Things get difficult once you have a number of complex systems – such as heath care, the economy and the social system – interacting with each other. That’s even more so when we lack data – as we do here, since we’ve never had such a lockdown. But we can learn a lot for future crises. In public debate, it’s often presented as if there were two options – making money or preserving life – and these are in opposition to one another. They’re not! It also benefits the economy if we can contain the epidemic as quickly as possible, rather than trying to minimize the reproduction factor for years on end with a variety of measures. In other words, it’s about money and life! Our strategy aims to find the best compromise between protecting public health and safeguarding the economy.
What kind of data should we be collecting so as to learn how to deal with future challenges?
From an epidemiological point of view, we need to learn which measures help prevent the spread of a virus and how effectively they do this. We also need to analyze the impact on economic factors such as productivity or unemployment. And it’s useful to evaluate movement data and contact data so as to learn how and in what way specific measures modify patterns of movement. In the future, this will help us prevent the spread of infection more efficiently.

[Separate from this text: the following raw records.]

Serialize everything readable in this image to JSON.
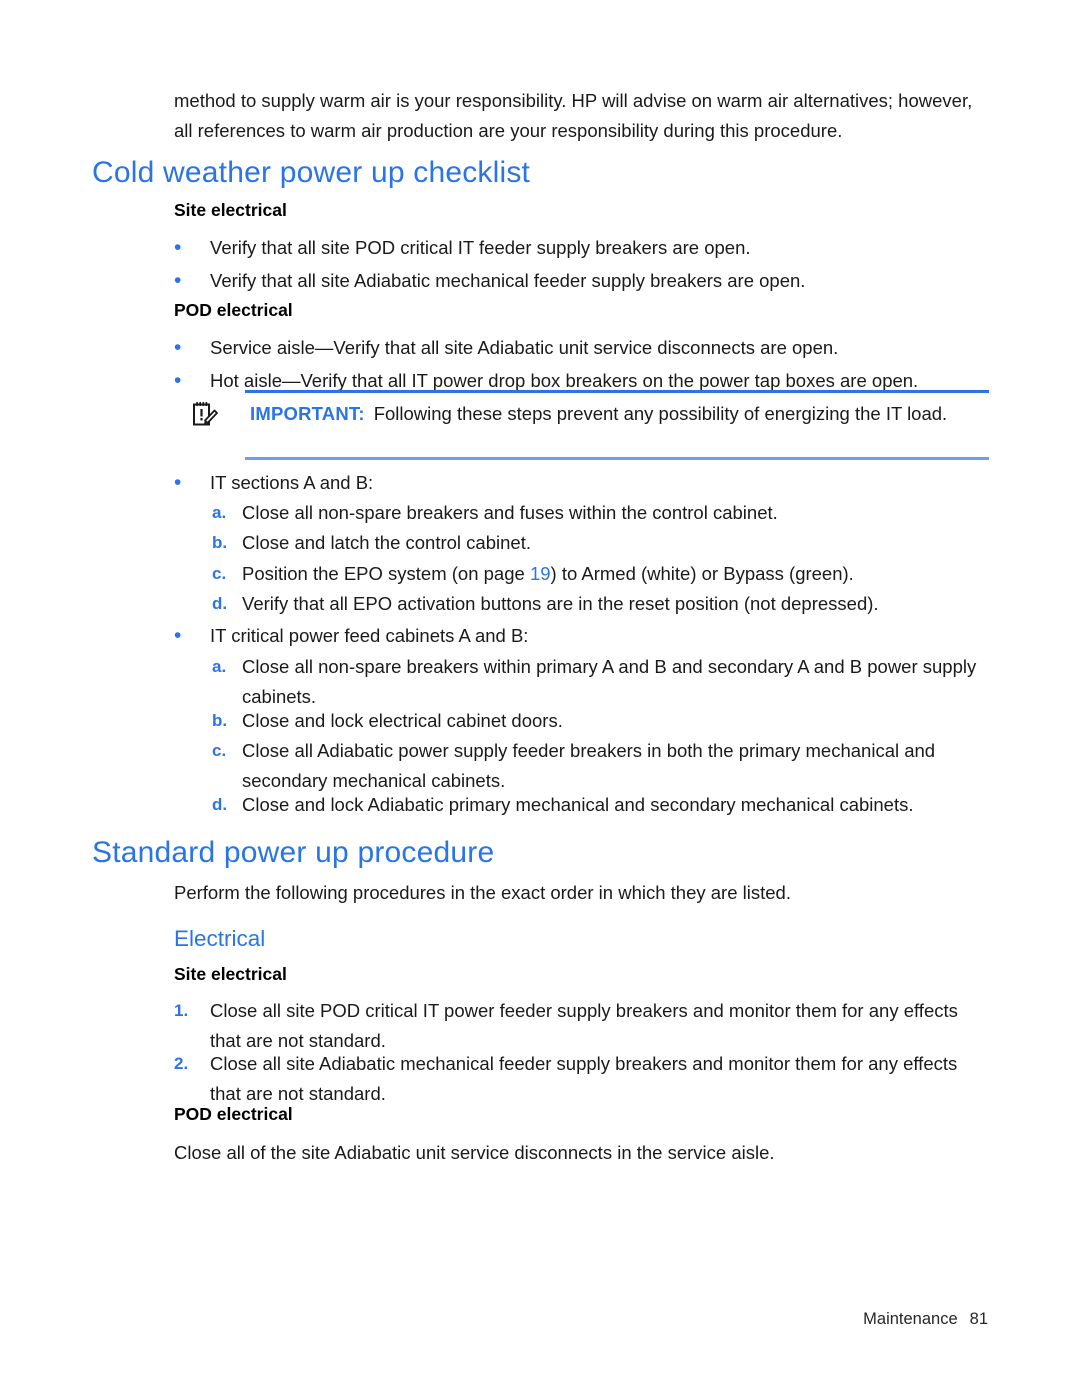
{
  "document": {
    "intro_paragraph": "method to supply warm air is your responsibility. HP will advise on warm air alternatives; however, all references to warm air production are your responsibility during this procedure.",
    "accent_color": "#2a74e8",
    "rule_color_top": "#2a74e8",
    "rule_color_bottom": "#6f9eea"
  },
  "section_cold": {
    "heading": "Cold weather power up checklist",
    "site_electrical_heading": "Site electrical",
    "site_electrical_bullets": [
      "Verify that all site POD critical IT feeder supply breakers are open.",
      "Verify that all site Adiabatic mechanical feeder supply breakers are open."
    ],
    "pod_electrical_heading": "POD electrical",
    "pod_electrical_bullets": [
      "Service aisle—Verify that all site Adiabatic unit service disconnects are open.",
      "Hot aisle—Verify that all IT power drop box breakers on the power tap boxes are open."
    ],
    "important_note": {
      "icon": "note-pencil-icon",
      "label": "IMPORTANT:",
      "text": "Following these steps prevent any possibility of energizing the IT load."
    },
    "group_it_sections": {
      "bullet": "IT sections A and B:",
      "steps": [
        {
          "marker": "a.",
          "text_before_link": "Close all non-spare breakers and fuses within the control cabinet.",
          "link": "",
          "text_after_link": ""
        },
        {
          "marker": "b.",
          "text_before_link": "Close and latch the control cabinet.",
          "link": "",
          "text_after_link": ""
        },
        {
          "marker": "c.",
          "text_before_link": "Position the EPO system (on page ",
          "link": "19",
          "text_after_link": ") to Armed (white) or Bypass (green)."
        },
        {
          "marker": "d.",
          "text_before_link": "Verify that all EPO activation buttons are in the reset position (not depressed).",
          "link": "",
          "text_after_link": ""
        }
      ]
    },
    "group_it_critical": {
      "bullet": "IT critical power feed cabinets A and B:",
      "steps": [
        {
          "marker": "a.",
          "text_before_link": "Close all non-spare breakers within primary A and B and secondary A and B power supply cabinets.",
          "link": "",
          "text_after_link": ""
        },
        {
          "marker": "b.",
          "text_before_link": "Close and lock electrical cabinet doors.",
          "link": "",
          "text_after_link": ""
        },
        {
          "marker": "c.",
          "text_before_link": "Close all Adiabatic power supply feeder breakers in both the primary mechanical and secondary mechanical cabinets.",
          "link": "",
          "text_after_link": ""
        },
        {
          "marker": "d.",
          "text_before_link": "Close and lock Adiabatic primary mechanical and secondary mechanical cabinets.",
          "link": "",
          "text_after_link": ""
        }
      ]
    }
  },
  "section_standard": {
    "heading": "Standard power up procedure",
    "intro": "Perform the following procedures in the exact order in which they are listed.",
    "subheading": "Electrical",
    "site_electrical_heading": "Site electrical",
    "numbered_steps": [
      {
        "marker": "1.",
        "text": "Close all site POD critical IT power feeder supply breakers and monitor them for any effects that are not standard."
      },
      {
        "marker": "2.",
        "text": "Close all site Adiabatic mechanical feeder supply breakers and monitor them for any effects that are not standard."
      }
    ],
    "pod_electrical_heading": "POD electrical",
    "pod_electrical_paragraph": "Close all of the site Adiabatic unit service disconnects in the service aisle."
  },
  "footer": {
    "chapter": "Maintenance",
    "page_number": "81"
  }
}
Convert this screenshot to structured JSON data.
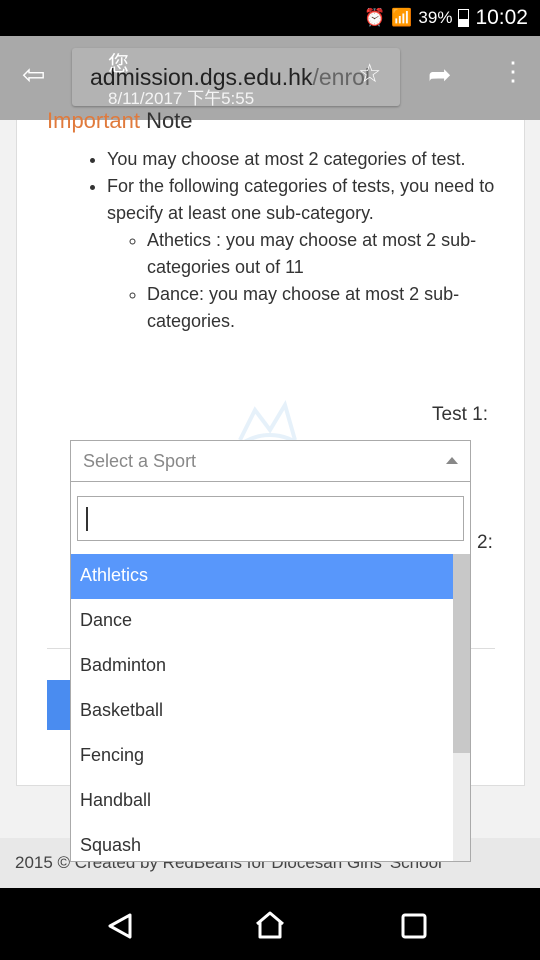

Which kind of areas are going to become more important than previously?
We’re going to have to rethink supply chains and inventories, so that in the future we’re not dependent on other countries. Right now, we need more face masks, but in the next crisis we’ll maybe need different products altogether. We need to be thinking on a more general level. Also, there’s bound to be a review of reporting chains so as to ensure that key information is handed on more quickly. Workforce planning, for example, at health authorities will have to become more flexible. And we’ll be more aware about the need to travel, especially on business, because what the crisis has shown is that it’s possible to discuss a lot of things digitally.